*** Records provided Section Begins ***

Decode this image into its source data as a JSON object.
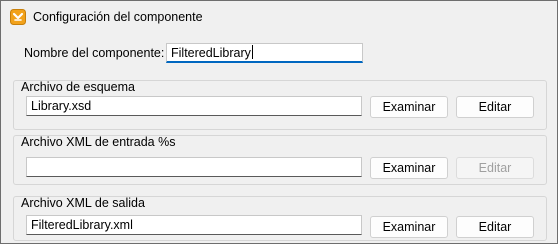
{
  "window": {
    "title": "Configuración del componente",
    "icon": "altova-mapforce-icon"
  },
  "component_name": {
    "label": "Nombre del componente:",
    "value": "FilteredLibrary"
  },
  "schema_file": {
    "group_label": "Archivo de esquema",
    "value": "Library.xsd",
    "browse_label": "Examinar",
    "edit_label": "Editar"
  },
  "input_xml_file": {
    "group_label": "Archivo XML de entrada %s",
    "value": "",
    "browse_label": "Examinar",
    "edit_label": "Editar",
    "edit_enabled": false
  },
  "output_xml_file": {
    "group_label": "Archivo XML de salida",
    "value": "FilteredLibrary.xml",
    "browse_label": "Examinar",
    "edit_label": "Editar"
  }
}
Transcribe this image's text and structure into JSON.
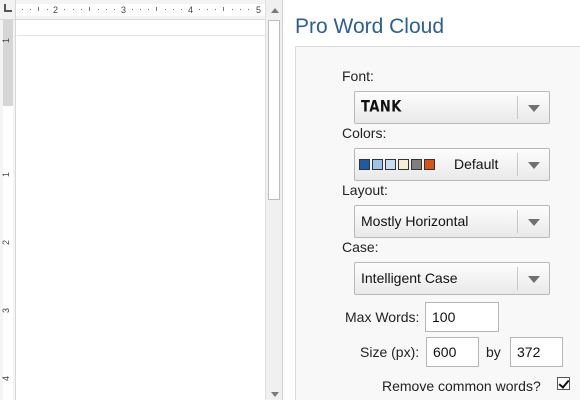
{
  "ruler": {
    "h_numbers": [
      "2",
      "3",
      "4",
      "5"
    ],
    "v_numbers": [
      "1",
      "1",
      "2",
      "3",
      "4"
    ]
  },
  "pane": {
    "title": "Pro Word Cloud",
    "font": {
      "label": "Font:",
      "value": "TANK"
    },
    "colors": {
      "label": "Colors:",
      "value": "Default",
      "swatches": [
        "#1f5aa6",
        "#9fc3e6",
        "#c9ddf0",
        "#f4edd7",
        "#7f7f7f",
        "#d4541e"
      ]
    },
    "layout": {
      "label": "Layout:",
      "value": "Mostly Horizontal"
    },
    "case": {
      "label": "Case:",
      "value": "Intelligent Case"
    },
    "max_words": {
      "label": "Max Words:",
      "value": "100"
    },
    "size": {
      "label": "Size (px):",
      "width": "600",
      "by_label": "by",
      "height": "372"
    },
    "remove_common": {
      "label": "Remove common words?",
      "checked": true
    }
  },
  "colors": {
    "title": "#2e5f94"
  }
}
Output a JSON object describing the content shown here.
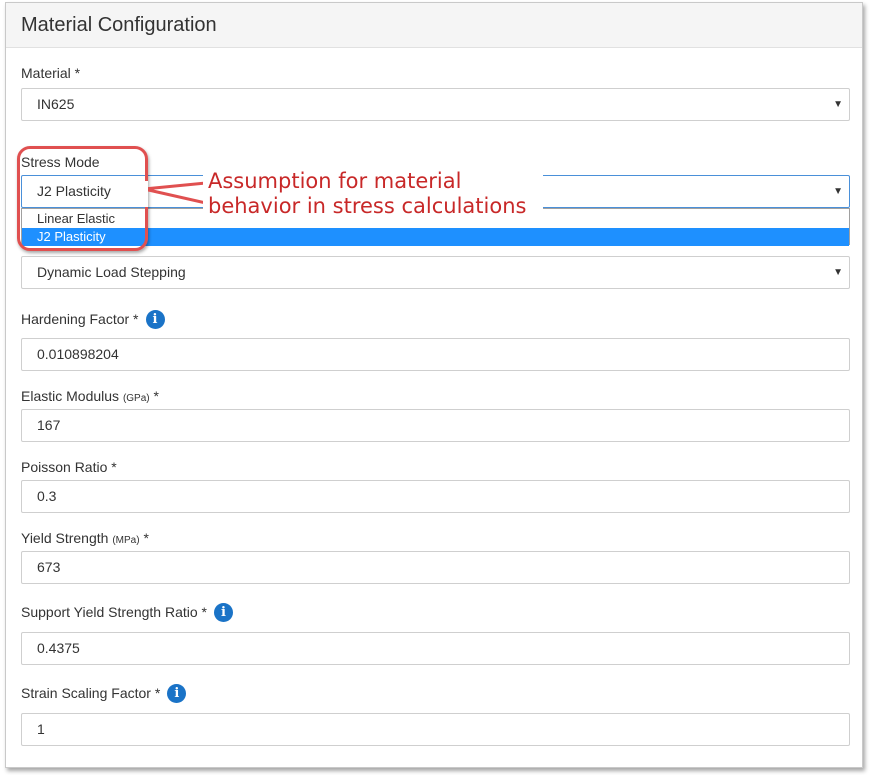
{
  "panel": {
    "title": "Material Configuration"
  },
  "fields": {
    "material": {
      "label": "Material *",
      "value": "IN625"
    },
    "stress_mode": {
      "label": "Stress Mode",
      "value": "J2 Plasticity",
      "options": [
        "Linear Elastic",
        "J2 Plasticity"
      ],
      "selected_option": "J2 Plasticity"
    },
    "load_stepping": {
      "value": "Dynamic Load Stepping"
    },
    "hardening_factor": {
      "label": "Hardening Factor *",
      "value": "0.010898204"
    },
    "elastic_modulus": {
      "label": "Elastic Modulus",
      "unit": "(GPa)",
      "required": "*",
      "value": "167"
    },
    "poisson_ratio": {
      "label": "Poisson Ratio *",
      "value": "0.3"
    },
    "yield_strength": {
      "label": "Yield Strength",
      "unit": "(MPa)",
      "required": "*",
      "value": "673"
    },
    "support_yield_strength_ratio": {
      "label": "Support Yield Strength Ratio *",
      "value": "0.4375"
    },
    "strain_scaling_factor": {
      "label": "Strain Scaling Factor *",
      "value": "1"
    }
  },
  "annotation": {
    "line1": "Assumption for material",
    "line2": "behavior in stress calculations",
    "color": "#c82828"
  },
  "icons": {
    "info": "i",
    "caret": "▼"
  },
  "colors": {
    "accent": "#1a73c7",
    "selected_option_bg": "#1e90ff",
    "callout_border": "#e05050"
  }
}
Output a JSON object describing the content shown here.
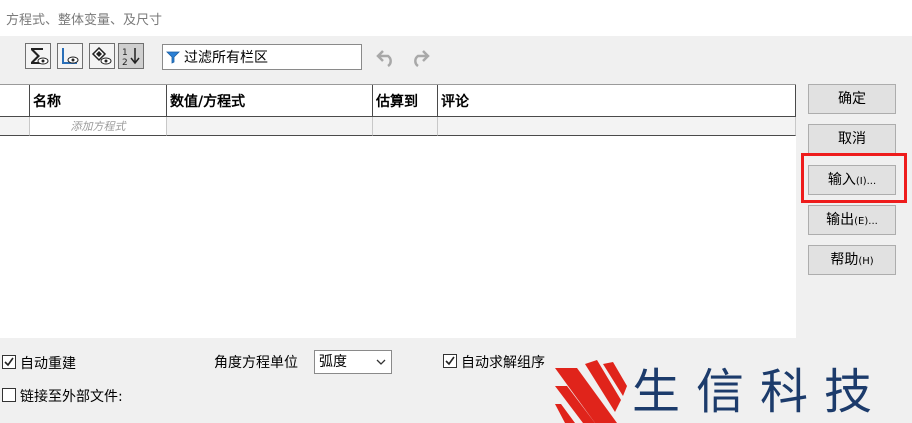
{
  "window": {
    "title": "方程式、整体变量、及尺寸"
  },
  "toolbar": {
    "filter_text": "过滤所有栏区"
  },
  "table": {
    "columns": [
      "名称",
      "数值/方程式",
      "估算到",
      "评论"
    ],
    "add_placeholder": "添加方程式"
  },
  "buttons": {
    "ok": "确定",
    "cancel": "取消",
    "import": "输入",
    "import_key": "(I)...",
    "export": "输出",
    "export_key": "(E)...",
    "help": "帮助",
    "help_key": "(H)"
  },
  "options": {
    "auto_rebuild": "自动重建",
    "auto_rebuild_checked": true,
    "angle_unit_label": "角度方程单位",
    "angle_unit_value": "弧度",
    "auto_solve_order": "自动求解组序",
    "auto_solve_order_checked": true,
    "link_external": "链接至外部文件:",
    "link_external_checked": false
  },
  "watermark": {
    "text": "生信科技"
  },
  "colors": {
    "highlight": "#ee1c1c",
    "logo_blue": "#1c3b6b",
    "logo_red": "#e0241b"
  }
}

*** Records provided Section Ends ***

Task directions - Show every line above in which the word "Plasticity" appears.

Result below -
      "value": "J2 Plasticity",
        "J2 Plasticity"
      "selected_option": "J2 Plasticity"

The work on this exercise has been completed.